There were several court factors living in the Judengasse.
Individual members of the Oppenheim and Wertheimer families in particular made dazzling careers for themselves as court factors.
In Germany, court factors were a phenomenon of the 17th and 18th centuries, when the absolute right of princes was at its pinnacle.
As agents of the princes their influence was often as great in practice as if they had been ministers.
However, they remained independent businessmen, which made them the key financial and economic advisers of the princes.
They helped the princes pursue their interests by providing money and supplies (particu larly military, but also including luxury articles for the ruler's personal use), generally on a very large scale.
They carried the full risk of their business.
Most court factors were Jews.
Apparently, as members of a minority subject to extensive discrimination, the Jews were more willing to engage in this risky activity.
In addition, their restriction earlier to moneychanging and moneylending gave them the necessary financial experience.
Finally, their farreaching family connections were very helpful here.
The position of a Jewish court factor involved on the one hand the prospect of large profit and significant influence on the policy of their princes and on the other hand a dependence on the continuing goodwill of the prince which carried a high level of personal risk.
The most famous Jewish court factor was Josef Oppenheimer, known as "Jew Süss", in Württemberg.

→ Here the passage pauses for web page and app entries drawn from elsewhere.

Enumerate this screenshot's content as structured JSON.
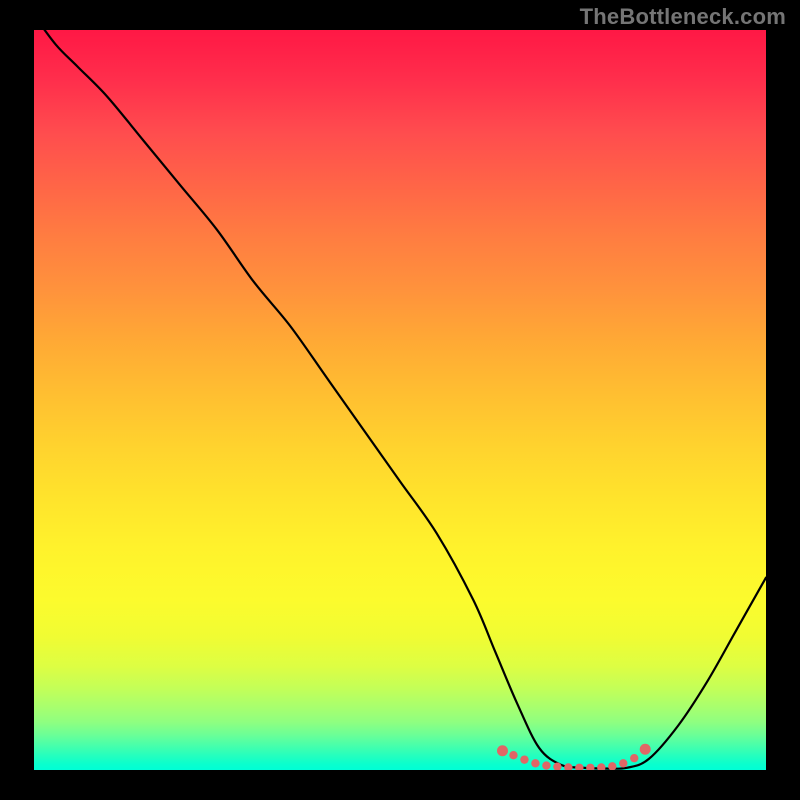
{
  "watermark": "TheBottleneck.com",
  "chart_data": {
    "type": "line",
    "title": "",
    "xlabel": "",
    "ylabel": "",
    "xlim": [
      0,
      100
    ],
    "ylim": [
      0,
      100
    ],
    "grid": false,
    "legend": false,
    "series": [
      {
        "name": "bottleneck-curve",
        "x": [
          0,
          3,
          6,
          10,
          15,
          20,
          25,
          30,
          35,
          40,
          45,
          50,
          55,
          60,
          63,
          66,
          69,
          72,
          75,
          78,
          81,
          84,
          88,
          92,
          96,
          100
        ],
        "y": [
          102,
          98,
          95,
          91,
          85,
          79,
          73,
          66,
          60,
          53,
          46,
          39,
          32,
          23,
          16,
          9,
          3,
          0.7,
          0.3,
          0.2,
          0.3,
          1.5,
          6,
          12,
          19,
          26
        ]
      }
    ],
    "markers": {
      "name": "bottleneck-range-dots",
      "color": "#e06666",
      "x": [
        64,
        65.5,
        67,
        68.5,
        70,
        71.5,
        73,
        74.5,
        76,
        77.5,
        79,
        80.5,
        82,
        83.5
      ],
      "y": [
        2.6,
        2.0,
        1.4,
        0.9,
        0.6,
        0.45,
        0.35,
        0.3,
        0.3,
        0.35,
        0.5,
        0.9,
        1.6,
        2.8
      ]
    },
    "gradient_background": {
      "direction": "vertical",
      "top_color": "#ff1845",
      "bottom_color": "#00ffd6",
      "meaning": "top=high bottleneck, bottom=no bottleneck"
    }
  }
}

His fate was a perfect example of the potential success and tragedy involved.